After Paris, he moved back to London eventually establishing his studio in Chelsea. The studio was a workshop filled with hundreds of found objects, models, sculptures, materials, tools, toys and stacks of books. Paolozzi was interested in everything and would use a variety of objects and materials in his work, particularly his collages. Largely a surrealist, Paolozzi came to public attention in the 1950s by producing a range of striking screenprints and ‘Art Brut’ sculpture.
Paolozzi's I was a Rich Man's Plaything (1947) is considered the first standard bearer of Pop Art and first to display the word ‘pop’. Paolozzi showed the collage in 1952 as part of his groundbreaking Bunk! series presentation at the initial Independent Group meeting in London.
|1947 I was a Rich Man's Plaything|
He taught sculpture and ceramics at a number of institutions, including University of California, Berkeley in 1968, and at the Royal College of Art. Paolozzi has a long association with Germany, having worked in Berlin from 1974 as part of the Artists Exchange Scheme.
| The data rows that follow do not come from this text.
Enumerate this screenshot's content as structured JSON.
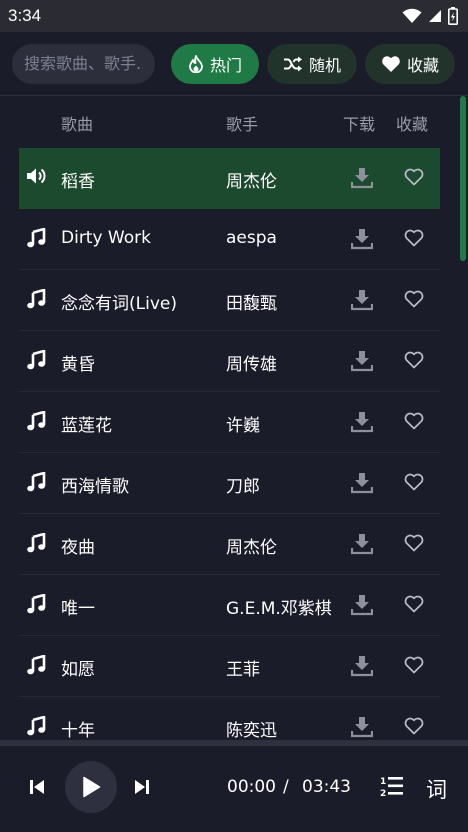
{
  "status": {
    "time": "3:34"
  },
  "search": {
    "placeholder": "搜索歌曲、歌手..."
  },
  "tabs": [
    {
      "label": "热门",
      "icon": "fire-icon",
      "active": true
    },
    {
      "label": "随机",
      "icon": "shuffle-icon",
      "active": false
    },
    {
      "label": "收藏",
      "icon": "heart-icon",
      "active": false
    }
  ],
  "columns": {
    "song": "歌曲",
    "artist": "歌手",
    "download": "下载",
    "favorite": "收藏"
  },
  "songs": [
    {
      "title": "稻香",
      "artist": "周杰伦",
      "playing": true
    },
    {
      "title": "Dirty Work",
      "artist": "aespa",
      "playing": false
    },
    {
      "title": "念念有词(Live)",
      "artist": "田馥甄",
      "playing": false
    },
    {
      "title": "黄昏",
      "artist": "周传雄",
      "playing": false
    },
    {
      "title": "蓝莲花",
      "artist": "许巍",
      "playing": false
    },
    {
      "title": "西海情歌",
      "artist": "刀郎",
      "playing": false
    },
    {
      "title": "夜曲",
      "artist": "周杰伦",
      "playing": false
    },
    {
      "title": "唯一",
      "artist": "G.E.M.邓紫棋",
      "playing": false
    },
    {
      "title": "如愿",
      "artist": "王菲",
      "playing": false
    },
    {
      "title": "十年",
      "artist": "陈奕迅",
      "playing": false
    }
  ],
  "player": {
    "current_time": "00:00",
    "separator": "/",
    "total_time": "03:43",
    "lyrics_label": "词"
  },
  "colors": {
    "accent": "#1f7a45",
    "playing_row": "#1c4a2e",
    "background": "#1a1c2a"
  }
}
He was a professor at the Fachhochschule in Cologne from 1977 to 1981, and later taught sculpture at the Akademie der Bildenden Künste in Munich. Paolozzi was fond of Munich and many of his works and concept plans were developed in a studio he kept there, including the mosaics of the Tottenham Court Road Station in London.
In 2001 Paolozzi suffered a near-fatal stroke. The illness confined him to a wheelchair, and he died in a hospital in London in April 2005.
|1947 Lessons of Last Time|
|1948 Dr Pepper|
|1949 Real Gold|
|1950 [Bunk] Real Gold|
|1952 Was this Metal Monster Master - or Slave?|
|1960-62 A Folio of 9 Designs|
|1963-4 Conjectures to Identity|
|1965 Wittgenstein in New York|
|1969-70 Multi Chanel Prototype|
|1970 Mr Peanut|
|1971 B.A.S.H. pink|
|1971 Bunk 2|
|1971 Philadelphia Print|
|1975 Perpetum Mobile|
|1975-6 Calcium Light Night, Four German Songs|
|2000 Turing 4 (Turing Suite)|